Global Pride as US legalises gay marriage
As major cities began preparing their Pride celebrations, the US Supreme Court made history by legalising same-sex marriage across the country. What does it mean for the gay rights movement?
Sometimes justice arrives ‘like a thunderbolt’ said President Barack Obama on Friday. As Pride weekend celebrations began in New York, San Francisco and across the Atlantic in London, the US Supreme Court declared same-sex marriage legal across all 50 of the country’s states.
‘It means everything,’ said Keith Orr, the owner of a prominent gay bar in Michigan on Saturday. ‘Yesterday was the biggest victory I can recall in my lifetime’.
Meanwhile in San Francisco, activist Brian Basinger described a feeling of ‘completion’, admitting that ‘all of this success all at once is pretty overwhelming.’ The campaign for same-sex marriage has been hard fought by LGBT communities for years, and its arrival marks a huge step forward for the gay rights movement.
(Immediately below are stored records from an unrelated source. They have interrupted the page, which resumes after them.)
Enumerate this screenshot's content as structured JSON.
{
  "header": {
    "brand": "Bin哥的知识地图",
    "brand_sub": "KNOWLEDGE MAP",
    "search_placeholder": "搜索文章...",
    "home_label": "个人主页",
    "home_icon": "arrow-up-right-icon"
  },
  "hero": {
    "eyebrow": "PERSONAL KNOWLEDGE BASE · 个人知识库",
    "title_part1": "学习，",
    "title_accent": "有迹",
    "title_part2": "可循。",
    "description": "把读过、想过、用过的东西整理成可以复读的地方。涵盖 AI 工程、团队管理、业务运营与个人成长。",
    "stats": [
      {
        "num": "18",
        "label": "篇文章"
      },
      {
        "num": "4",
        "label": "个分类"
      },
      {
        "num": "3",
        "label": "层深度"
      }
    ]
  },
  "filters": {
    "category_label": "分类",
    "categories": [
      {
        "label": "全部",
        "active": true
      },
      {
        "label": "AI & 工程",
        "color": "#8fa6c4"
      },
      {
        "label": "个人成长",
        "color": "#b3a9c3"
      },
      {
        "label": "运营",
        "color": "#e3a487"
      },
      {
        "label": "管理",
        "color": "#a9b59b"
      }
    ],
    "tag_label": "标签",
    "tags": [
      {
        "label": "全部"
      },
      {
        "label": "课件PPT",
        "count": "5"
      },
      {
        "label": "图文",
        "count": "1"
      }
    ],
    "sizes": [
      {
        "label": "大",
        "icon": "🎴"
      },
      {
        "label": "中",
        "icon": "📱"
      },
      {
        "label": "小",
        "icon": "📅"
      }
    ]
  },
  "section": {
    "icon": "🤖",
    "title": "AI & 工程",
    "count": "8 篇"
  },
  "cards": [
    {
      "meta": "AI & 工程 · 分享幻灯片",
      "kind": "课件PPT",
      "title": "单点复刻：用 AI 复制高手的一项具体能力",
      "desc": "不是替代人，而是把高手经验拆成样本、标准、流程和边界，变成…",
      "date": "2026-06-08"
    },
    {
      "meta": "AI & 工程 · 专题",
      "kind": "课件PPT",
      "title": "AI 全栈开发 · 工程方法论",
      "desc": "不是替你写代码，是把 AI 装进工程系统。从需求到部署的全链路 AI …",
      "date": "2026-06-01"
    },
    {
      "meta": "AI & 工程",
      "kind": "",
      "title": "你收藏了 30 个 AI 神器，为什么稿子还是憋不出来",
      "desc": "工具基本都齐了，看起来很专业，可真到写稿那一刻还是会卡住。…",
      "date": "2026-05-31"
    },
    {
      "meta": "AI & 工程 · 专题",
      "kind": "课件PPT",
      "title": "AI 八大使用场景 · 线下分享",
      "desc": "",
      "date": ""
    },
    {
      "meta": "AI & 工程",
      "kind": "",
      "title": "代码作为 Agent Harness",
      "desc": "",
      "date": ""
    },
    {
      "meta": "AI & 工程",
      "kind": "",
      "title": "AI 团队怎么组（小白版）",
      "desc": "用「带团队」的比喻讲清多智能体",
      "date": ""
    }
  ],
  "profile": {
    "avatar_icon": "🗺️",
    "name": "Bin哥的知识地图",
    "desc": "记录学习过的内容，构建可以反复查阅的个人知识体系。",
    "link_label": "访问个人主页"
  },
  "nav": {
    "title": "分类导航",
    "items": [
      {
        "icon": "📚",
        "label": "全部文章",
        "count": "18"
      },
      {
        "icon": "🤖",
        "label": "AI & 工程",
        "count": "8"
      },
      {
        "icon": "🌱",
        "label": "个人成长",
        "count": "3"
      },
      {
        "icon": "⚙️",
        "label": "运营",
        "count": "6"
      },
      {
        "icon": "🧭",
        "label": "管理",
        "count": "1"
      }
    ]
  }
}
Amid the celebrations however, jubilant LGBT activists also took time to reflect on the struggles of the past and the fights yet to come. Many have now pointed to protections in housing and employment as the next frontier for the movement, while a temporary pink triangle was erected on the side of San Francisco’s Twin Peaks to commemorate the oppression and homophobia many people still face.
The court ruled 5-4 in favour of guaranteeing same-sex couples’ right to marry, a close decision which serves as a reminder that opinion in the US is still heavily divided. Mike Huckabee, a Republican presidential candidate, said that the court had tried to ‘unwrite the laws of nature’, while another presidential hopeful Rick Perry argued that it should be an issue for states to decide for themselves.
Despite the battles which remain, the feelings at Pride events over the weekend were overwhelmingly feelings of joy, even in London where same-sex marriage is already legal. ‘It’s put everybody in such a great mood,’ said professional dancer Robin Windsor.
The Supreme Court’s ruling is a huge symbolic success for LGBT communities — not just for those it directly affects in America, but for people across the world. When governments recognise equal rights so publicly, they say, it sends a clear message to those who would disagree. It is also a symbol of hope to young people who are still struggling, and a reward to older generations who have fought so hard for so long.
But symbolic acts cannot tell the whole story. Many have compared the gay rights movement to the fight for black civil rights in the US — but no one could look at the recent events in Ferguson, Baltimore and Charleston and say that America’s problem with race ended when its legislation changed. Of course these moments are vitally important, but they must not trick us into acting as though the problem has been solved.
- Is this the biggest victory for the gay rights movement so far?
- Is there a new equal rights movement on the horizon? What do you think it might be?
- Colour in a blank map of the world depending on each country’s same-sex marriage laws. Do any surprise you?
- Class debate: in just one week, the US saw the shooting in Charleston, the confirmation of Obama’s universal healthcare act, and now the legalisation of gay marriage. Which will have the most impact on its future?
Some People Say...
“In a truly equal society, marriage would be abolished altogether.”
What do you think?
Q & A
- Why did it take so long?
- In 1996, President Bill Clinton signed the Defence of Marriage Act (Doma) which prevented same-sex marriages in individual states from being recognised at a national level. Massachusetts was the first state to legalise gay marriage in 2003, and Doma was declared unconstitutional in 2011. Before Friday’s decision, same-sex marriage was legal in 37 out of 50 states.
- So we know what might be next in the US — what about the UK?
- England, Scotland and Wales have all legalised gay marriage, so campaigners in the UK have turned their attentions to Northern Ireland. The transgender community has also pointed out that UK law requires people to obtain the consent of their spouse if they wish to legally change their gender. ‘Equal’ marriage is not quite equal yet, they argue.
- US Supreme Court
- The US Chief Justice and eight Associate Justices decide the country’s highest court cases.
- Housing and employment
- In the US, there are currently no nationwide anti-discrimination laws which prevent people from being fired or evicted because of their sexuality or gender identity.
- Pink triangle
- Just as Jewish people had to wear the Star of David as identification in Nazi concentration camps, homosexual men had to wear a pink triangle. It is now used a symbol of commemoration in the gay rights movement.
- Presidential candidate
- Presidential elections will take place on 8 November 2016. Official candidates for president from the Republican and Democratic parties will be chosen in July the same year, but campaigns for hopefuls have already begun.
- Ferguson, Baltimore and Charleston
- Within the last year, riots have broken out in Ferguson and Baltimore to protest against the deaths of young black men who were killed by police officers. In Charleston this month, nine black Americans were murdered in a church which is famous for its place in the civil rights movement.